I also have vision problems with the Macs. But this was my best choice of the moment.
Just in case anyone wonders about it: I use the PCs here to help troubleshoot problems with the Macs about ten times more often than the other way around. You can see plenty of evidence for that across the board in my user logs.
Macs lost their ease of use advantage over PCs gradually, beginning around the early 90s, as Windows kept improving, while Apple largely stood still, or even went backwards with the Mac OS. Then the replacement of the original Mac interface with that of the awful OS X seemed to put PCs permanently into the lead.
At least until Microsoft decided to roll out their own version of OS X: Vista. Ouch! Talk about seeing one mistake and wanting to see if you can make a still bigger one...!
I must admit I haven't used Vista. Just read numerous horror stories about it. While also reading stories where Apple brags about OS X finally getting features XP had years before (check out 'time machine' for one major example).
I intend to stick with XP as long as I can-- and then maybe move to Ubuntu.
Yes, I'd love to see the Mac regain the functionality it possessed in its glory days again. But that possibility appears bleak so long as Steve Jobs is at the helm. Plus, even if they regained their former qualities, I'd be hard-pressed to afford to pay the hefty penalty premium required for Apple wares, plus any software or accessories you buy for them afterwards.
And I'd worry about being 'orphaned' awful quick by Apple, too. They often did that to the majority of their users even in their best days.
Anyway, I did some surf studies, and ran across various leads to check out, as well as keyboard tricks to use when the mouse wasn't working.
Using Control-Alt-Delete to bring up the task manager did NOT make my mouse work again, as one site suggested it would.
Pressing the Windows key to access the Start menu, then the Escape key, did NOT help me regain a working mouse.
There was also listed the possibilities I might have to fiddle with the mouse drivers my PC was using...or update the BIOS or re-install my optical mouse software...or check for conflicts with my anti-virus software...
Or maybe my optical mouse was simply dying, and I'd need to replace it.
All the above were suggestions I found online.
But the lead that actually worked was shutting down the PC, removing the PS/2 adapter from between the PC and the mouse USB cable, and plugging the mouse directly into the PC's USB port.
I believe when I bought the optical mouse, the instructions specifically told me to use the adapter.

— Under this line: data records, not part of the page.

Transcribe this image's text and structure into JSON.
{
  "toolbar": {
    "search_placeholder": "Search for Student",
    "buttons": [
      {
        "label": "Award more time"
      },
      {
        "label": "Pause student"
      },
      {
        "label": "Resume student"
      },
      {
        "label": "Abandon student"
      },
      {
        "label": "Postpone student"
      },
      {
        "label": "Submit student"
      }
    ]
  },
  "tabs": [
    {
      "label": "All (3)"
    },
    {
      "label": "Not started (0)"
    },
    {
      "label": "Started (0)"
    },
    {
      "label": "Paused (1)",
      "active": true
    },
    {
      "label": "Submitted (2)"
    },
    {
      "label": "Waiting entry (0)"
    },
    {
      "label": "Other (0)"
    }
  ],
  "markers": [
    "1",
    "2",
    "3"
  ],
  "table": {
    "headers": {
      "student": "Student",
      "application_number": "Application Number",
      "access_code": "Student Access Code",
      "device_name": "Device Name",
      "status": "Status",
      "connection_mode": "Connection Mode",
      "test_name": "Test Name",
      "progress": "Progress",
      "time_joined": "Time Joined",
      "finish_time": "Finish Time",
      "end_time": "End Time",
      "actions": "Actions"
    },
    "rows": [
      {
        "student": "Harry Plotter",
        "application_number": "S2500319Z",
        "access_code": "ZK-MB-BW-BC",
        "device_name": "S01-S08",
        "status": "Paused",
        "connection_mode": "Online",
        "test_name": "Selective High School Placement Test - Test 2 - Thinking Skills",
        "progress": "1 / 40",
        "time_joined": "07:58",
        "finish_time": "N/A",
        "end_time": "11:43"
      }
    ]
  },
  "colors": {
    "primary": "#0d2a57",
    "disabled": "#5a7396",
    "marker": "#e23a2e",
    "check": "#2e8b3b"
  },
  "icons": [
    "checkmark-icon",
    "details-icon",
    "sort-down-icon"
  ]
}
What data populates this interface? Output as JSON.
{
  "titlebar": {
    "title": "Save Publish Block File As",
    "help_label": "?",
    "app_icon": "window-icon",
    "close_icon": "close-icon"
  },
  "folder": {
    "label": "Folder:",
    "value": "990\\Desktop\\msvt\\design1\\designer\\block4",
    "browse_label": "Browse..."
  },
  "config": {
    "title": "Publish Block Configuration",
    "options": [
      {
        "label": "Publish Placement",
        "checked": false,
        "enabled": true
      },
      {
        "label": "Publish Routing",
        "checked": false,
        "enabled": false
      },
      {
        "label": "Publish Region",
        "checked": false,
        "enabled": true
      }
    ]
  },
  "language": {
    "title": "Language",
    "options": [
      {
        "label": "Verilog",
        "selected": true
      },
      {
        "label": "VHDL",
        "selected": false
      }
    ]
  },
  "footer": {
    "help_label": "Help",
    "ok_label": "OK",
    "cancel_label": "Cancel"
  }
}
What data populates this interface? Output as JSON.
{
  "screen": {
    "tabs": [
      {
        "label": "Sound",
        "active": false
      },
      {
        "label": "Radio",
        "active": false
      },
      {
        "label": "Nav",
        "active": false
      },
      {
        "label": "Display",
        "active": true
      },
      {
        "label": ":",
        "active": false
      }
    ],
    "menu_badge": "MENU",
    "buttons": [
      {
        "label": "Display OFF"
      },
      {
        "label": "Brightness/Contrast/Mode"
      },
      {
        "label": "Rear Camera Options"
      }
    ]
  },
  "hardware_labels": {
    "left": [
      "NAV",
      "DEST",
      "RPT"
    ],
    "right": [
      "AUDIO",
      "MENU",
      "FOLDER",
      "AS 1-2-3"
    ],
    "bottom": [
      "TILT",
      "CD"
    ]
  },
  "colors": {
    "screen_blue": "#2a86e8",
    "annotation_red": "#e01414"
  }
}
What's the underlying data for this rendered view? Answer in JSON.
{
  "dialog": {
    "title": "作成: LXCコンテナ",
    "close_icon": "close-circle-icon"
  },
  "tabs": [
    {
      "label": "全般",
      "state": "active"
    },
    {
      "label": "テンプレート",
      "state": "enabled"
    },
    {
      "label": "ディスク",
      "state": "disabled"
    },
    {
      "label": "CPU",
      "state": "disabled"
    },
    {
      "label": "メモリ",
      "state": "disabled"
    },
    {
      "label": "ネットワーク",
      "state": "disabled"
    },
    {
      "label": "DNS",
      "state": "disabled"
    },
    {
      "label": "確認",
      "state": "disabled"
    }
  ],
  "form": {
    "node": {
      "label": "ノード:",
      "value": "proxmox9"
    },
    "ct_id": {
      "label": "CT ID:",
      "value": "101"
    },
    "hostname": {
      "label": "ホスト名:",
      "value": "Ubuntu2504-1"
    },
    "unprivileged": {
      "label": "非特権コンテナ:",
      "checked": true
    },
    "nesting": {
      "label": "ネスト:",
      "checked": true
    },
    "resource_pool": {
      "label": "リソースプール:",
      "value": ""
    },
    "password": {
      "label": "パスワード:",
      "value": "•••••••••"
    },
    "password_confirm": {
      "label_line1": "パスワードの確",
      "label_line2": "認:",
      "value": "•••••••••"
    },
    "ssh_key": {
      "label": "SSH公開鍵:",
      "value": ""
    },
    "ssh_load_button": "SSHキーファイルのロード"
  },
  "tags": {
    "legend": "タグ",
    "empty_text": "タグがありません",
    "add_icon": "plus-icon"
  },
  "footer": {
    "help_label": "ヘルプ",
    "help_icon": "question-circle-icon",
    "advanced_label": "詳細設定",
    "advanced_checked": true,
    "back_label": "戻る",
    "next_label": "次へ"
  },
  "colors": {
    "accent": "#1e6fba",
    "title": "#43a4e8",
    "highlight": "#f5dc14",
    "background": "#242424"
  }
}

But apparently Microsoft's latest XP update conflicted with those instructions regarding a mouse Microsoft sold me a couple years back (the mouse was a Microsoft product).
I guess it's been a week or two since I removed the adapter, and I've not had a mouse problem since.